Goal of the exercise
Every record that follows is to be copied exactly, with the pictures omitted.

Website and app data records
-- Opening Marker --

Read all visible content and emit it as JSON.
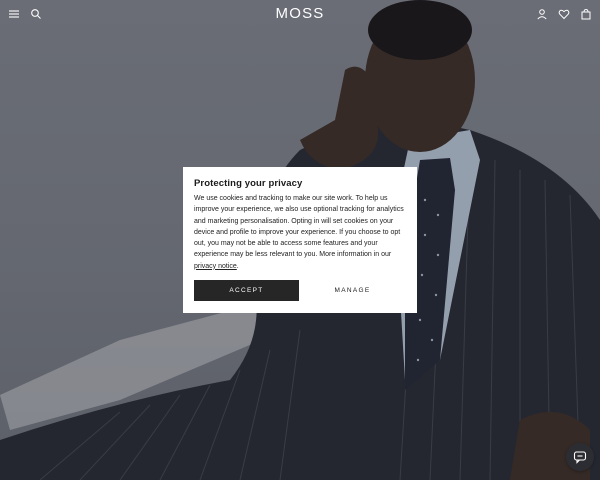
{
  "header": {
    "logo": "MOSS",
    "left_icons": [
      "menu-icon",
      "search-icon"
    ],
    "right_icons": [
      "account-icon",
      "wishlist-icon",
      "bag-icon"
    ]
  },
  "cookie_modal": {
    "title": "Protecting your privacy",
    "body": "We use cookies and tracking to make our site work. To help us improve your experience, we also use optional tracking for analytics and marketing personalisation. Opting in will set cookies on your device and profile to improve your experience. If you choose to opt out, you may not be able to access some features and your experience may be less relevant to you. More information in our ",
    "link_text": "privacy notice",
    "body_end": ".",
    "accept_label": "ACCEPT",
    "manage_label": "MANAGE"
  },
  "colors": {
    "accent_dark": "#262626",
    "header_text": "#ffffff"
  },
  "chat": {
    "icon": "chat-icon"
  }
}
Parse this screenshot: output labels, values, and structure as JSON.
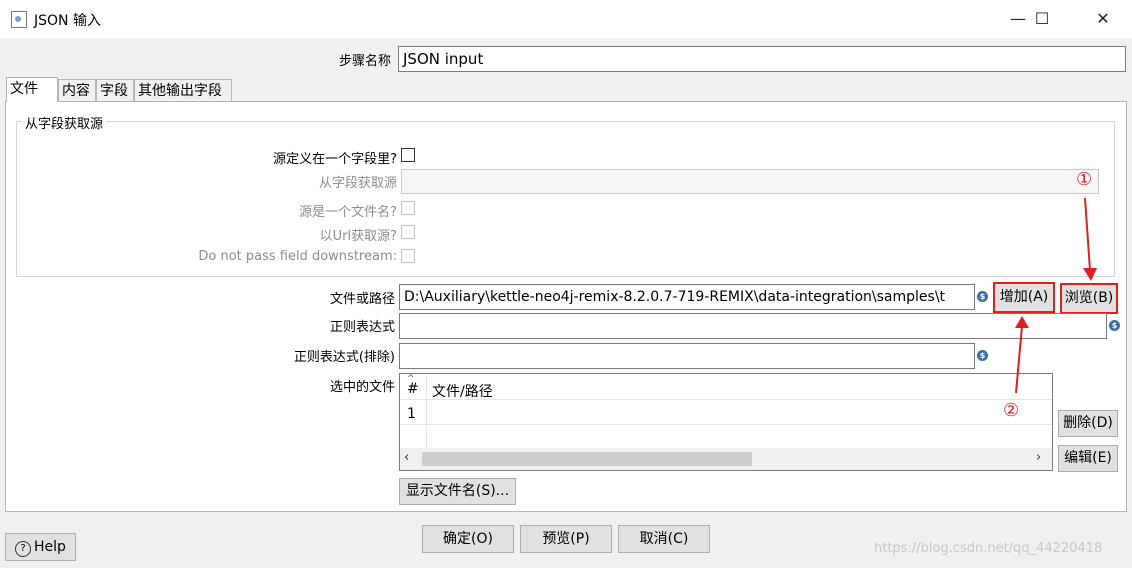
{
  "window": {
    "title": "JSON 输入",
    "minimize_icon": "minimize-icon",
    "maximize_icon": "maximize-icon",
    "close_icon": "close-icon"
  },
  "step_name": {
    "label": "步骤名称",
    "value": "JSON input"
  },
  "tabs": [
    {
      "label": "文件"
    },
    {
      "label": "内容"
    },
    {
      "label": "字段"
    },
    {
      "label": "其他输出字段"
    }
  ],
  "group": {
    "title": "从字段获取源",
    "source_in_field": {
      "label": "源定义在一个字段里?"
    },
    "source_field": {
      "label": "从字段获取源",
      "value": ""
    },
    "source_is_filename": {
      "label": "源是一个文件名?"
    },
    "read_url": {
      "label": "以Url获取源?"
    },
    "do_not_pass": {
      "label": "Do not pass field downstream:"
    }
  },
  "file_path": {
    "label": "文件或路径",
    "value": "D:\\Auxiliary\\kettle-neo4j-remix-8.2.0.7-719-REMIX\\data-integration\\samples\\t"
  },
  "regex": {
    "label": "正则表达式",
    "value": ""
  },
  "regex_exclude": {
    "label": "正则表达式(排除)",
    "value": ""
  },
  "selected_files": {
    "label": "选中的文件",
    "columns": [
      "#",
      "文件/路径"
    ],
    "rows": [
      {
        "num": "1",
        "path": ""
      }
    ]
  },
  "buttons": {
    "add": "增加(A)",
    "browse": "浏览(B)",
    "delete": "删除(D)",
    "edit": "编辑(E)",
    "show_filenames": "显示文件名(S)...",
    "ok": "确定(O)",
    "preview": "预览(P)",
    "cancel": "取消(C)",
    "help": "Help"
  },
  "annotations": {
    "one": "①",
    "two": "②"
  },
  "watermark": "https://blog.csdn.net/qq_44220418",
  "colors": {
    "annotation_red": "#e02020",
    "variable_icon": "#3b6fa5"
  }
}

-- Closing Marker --

Response to the task
Read all visible content and emit it as JSON.
{
  "header": {
    "logo": "MOSS",
    "left_icons": [
      "menu-icon",
      "search-icon"
    ],
    "right_icons": [
      "account-icon",
      "wishlist-icon",
      "bag-icon"
    ]
  },
  "cookie_modal": {
    "title": "Protecting your privacy",
    "body": "We use cookies and tracking to make our site work. To help us improve your experience, we also use optional tracking for analytics and marketing personalisation. Opting in will set cookies on your device and profile to improve your experience. If you choose to opt out, you may not be able to access some features and your experience may be less relevant to you. More information in our ",
    "link_text": "privacy notice",
    "body_end": ".",
    "accept_label": "ACCEPT",
    "manage_label": "MANAGE"
  },
  "colors": {
    "accent_dark": "#262626",
    "header_text": "#ffffff"
  },
  "chat": {
    "icon": "chat-icon"
  }
}
Parse this screenshot: output labels, values, and structure as JSON.
{
  "window": {
    "title": "JSON 输入",
    "minimize_icon": "minimize-icon",
    "maximize_icon": "maximize-icon",
    "close_icon": "close-icon"
  },
  "step_name": {
    "label": "步骤名称",
    "value": "JSON input"
  },
  "tabs": [
    {
      "label": "文件"
    },
    {
      "label": "内容"
    },
    {
      "label": "字段"
    },
    {
      "label": "其他输出字段"
    }
  ],
  "group": {
    "title": "从字段获取源",
    "source_in_field": {
      "label": "源定义在一个字段里?"
    },
    "source_field": {
      "label": "从字段获取源",
      "value": ""
    },
    "source_is_filename": {
      "label": "源是一个文件名?"
    },
    "read_url": {
      "label": "以Url获取源?"
    },
    "do_not_pass": {
      "label": "Do not pass field downstream:"
    }
  },
  "file_path": {
    "label": "文件或路径",
    "value": "D:\\Auxiliary\\kettle-neo4j-remix-8.2.0.7-719-REMIX\\data-integration\\samples\\t"
  },
  "regex": {
    "label": "正则表达式",
    "value": ""
  },
  "regex_exclude": {
    "label": "正则表达式(排除)",
    "value": ""
  },
  "selected_files": {
    "label": "选中的文件",
    "columns": [
      "#",
      "文件/路径"
    ],
    "rows": [
      {
        "num": "1",
        "path": ""
      }
    ]
  },
  "buttons": {
    "add": "增加(A)",
    "browse": "浏览(B)",
    "delete": "删除(D)",
    "edit": "编辑(E)",
    "show_filenames": "显示文件名(S)...",
    "ok": "确定(O)",
    "preview": "预览(P)",
    "cancel": "取消(C)",
    "help": "Help"
  },
  "annotations": {
    "one": "①",
    "two": "②"
  },
  "watermark": "https://blog.csdn.net/qq_44220418",
  "colors": {
    "annotation_red": "#e02020",
    "variable_icon": "#3b6fa5"
  }
}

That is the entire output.